Elisa is a princess and the book begins at her wedding to a distant King whose country is on the brink of war. Elisa describes herself as fat, and throughout the book I think we are meant to believe this is a character flaw. She is not confident in herself, and despite being the bearer of the Godstone a gift that comes about only once every four generations she does not see herself as being worthy or able to do anything. I do not like self deprecating heroines and for the first half of the book Elisa did not take control of her life or strive to be anything but the “fat princess”. It wasn’t until she was force marched across the desert and began losing weight that she thought herself worthy and began to do something with her life. This disappointed me. I wanted Elisa to be confident in herself regardless of her size, the fact that she couldn’t be secure in herself left a bad taste in my mouth the rest of the novel.
I also had a hard time relating to the other characters in the novel. Elisa is so quick to accept her captivity and those that are responsible for it. I thought this was incredibly unrealistic, eor she had the quickest form of Stockholm syndrome ever recorded? Either way she was quick to forgive these characters but I wasn’t. I wanted her to grow a backbone, learn to say no, and fight for her own path.
I also wish someone would have warned me about all the religious undertones and themes in this book. I am not a very religious person and so the inclusion of religion needs to be tastefully done for me to appreciate it in the story.

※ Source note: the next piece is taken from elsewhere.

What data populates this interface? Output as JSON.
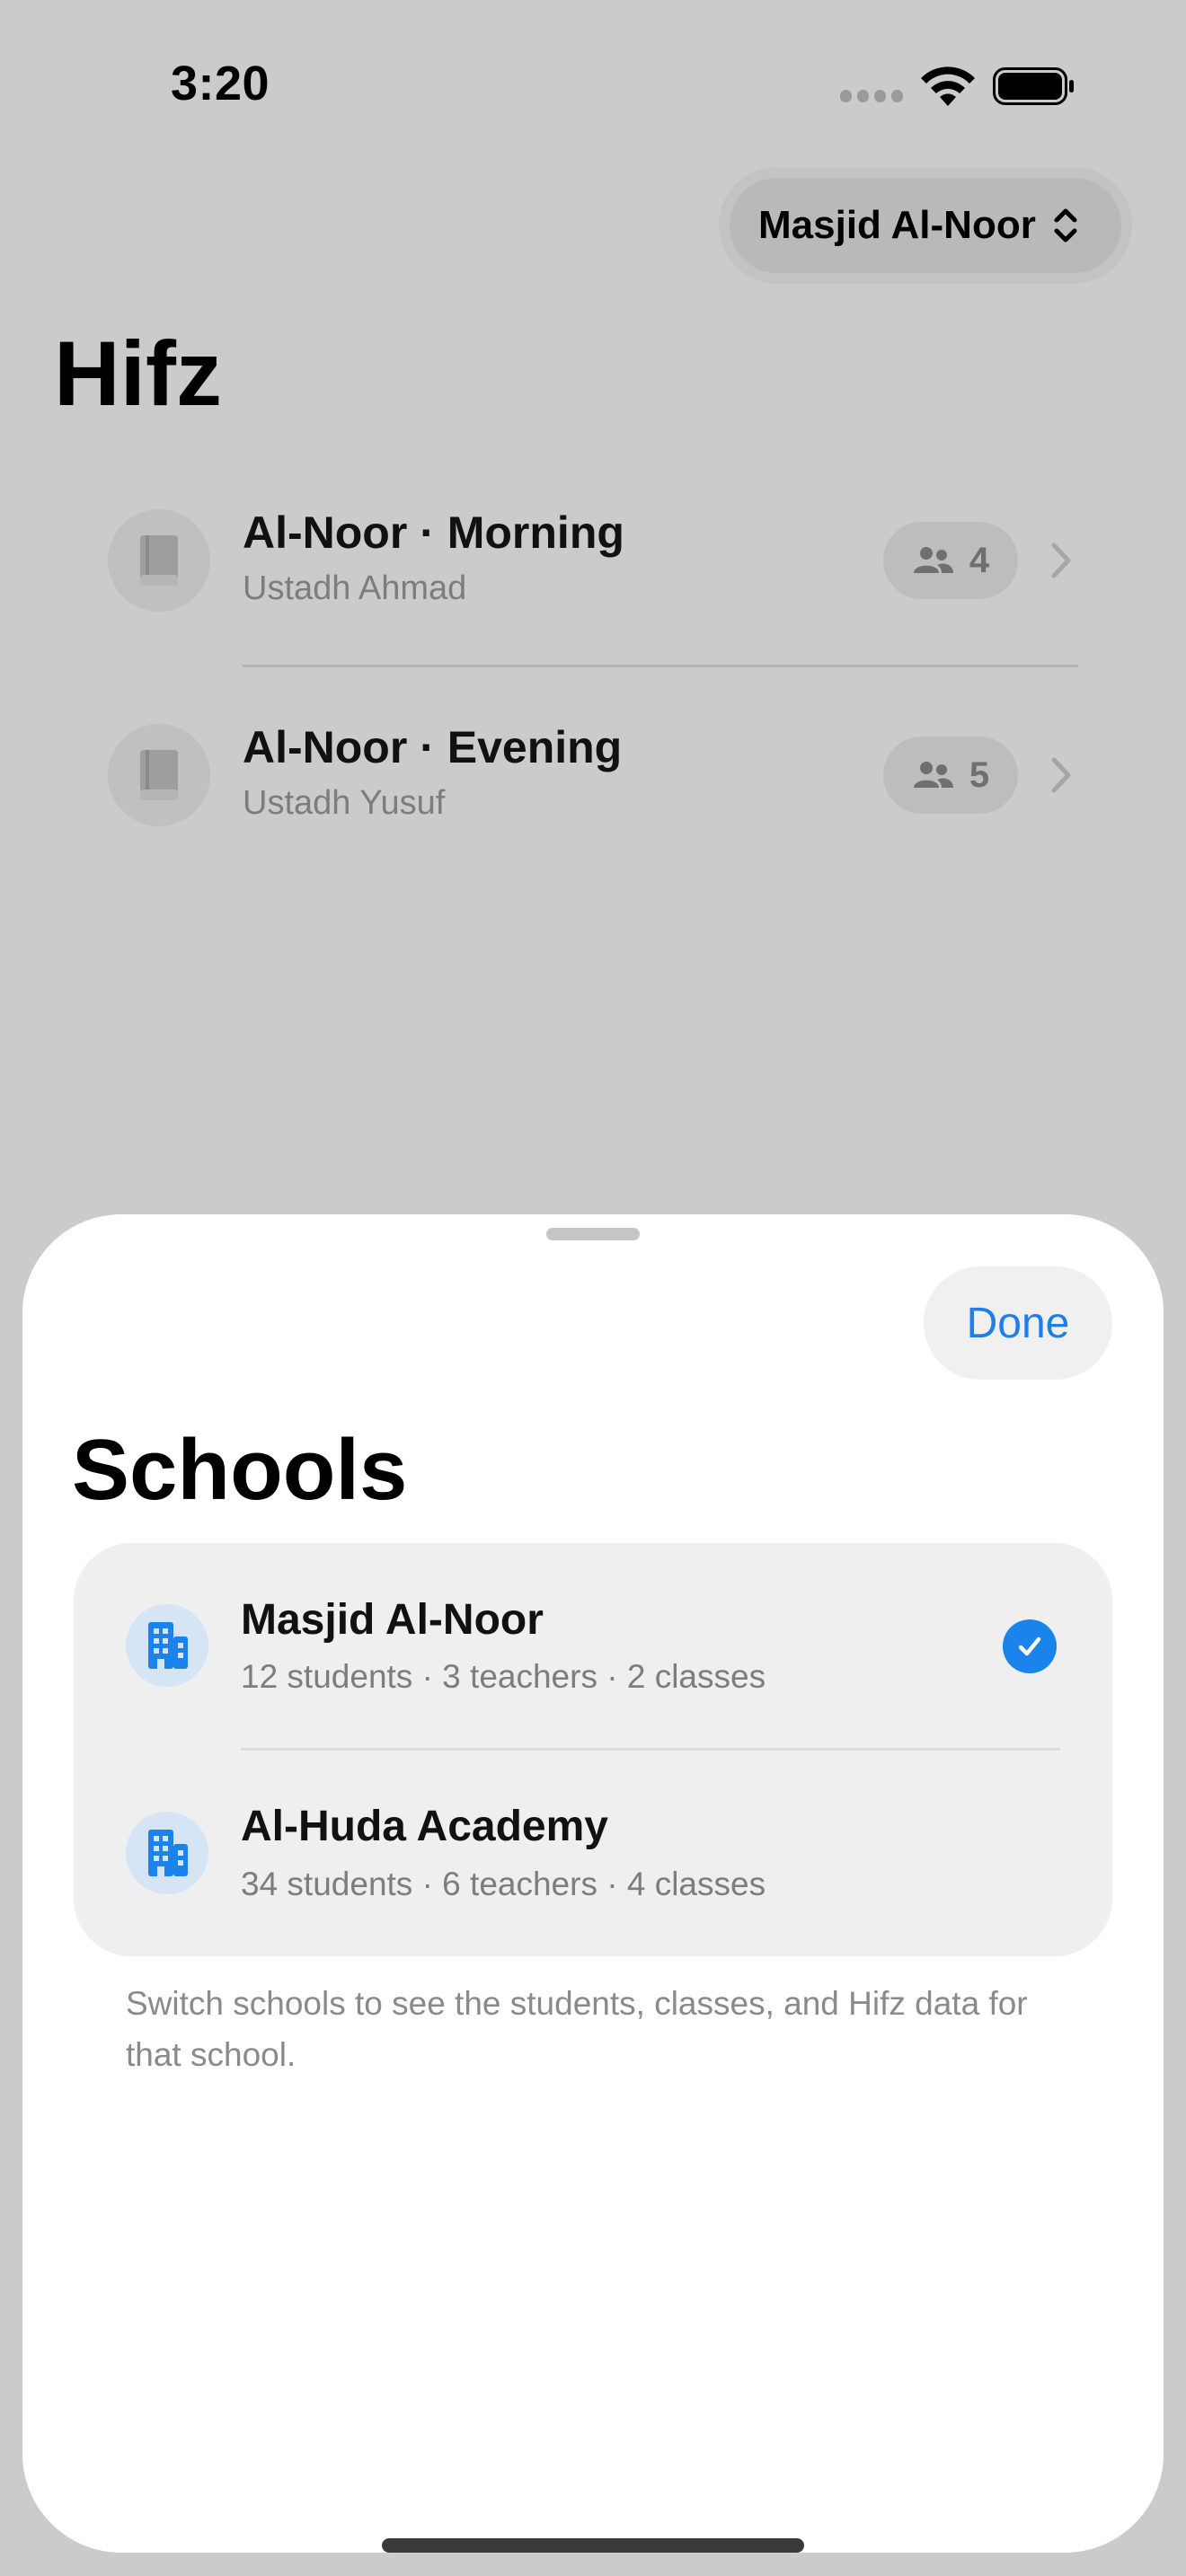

Glamorous Illusion by Lisa T. Bergren was an example of a novel with religious themes that was very well done and I enjoyed. In The Girl of Fire and Thorns there was just too much religion not enough plot. I felt that everything mystical was explained by praying even the Godstone was activated by praying really *extra* hard.
Overall, this just wasn’t the book for me. I wanted so much to enjoy it but there were just too many little things that bothered me for me to really love this novel and I have no plans to pick up the sequel.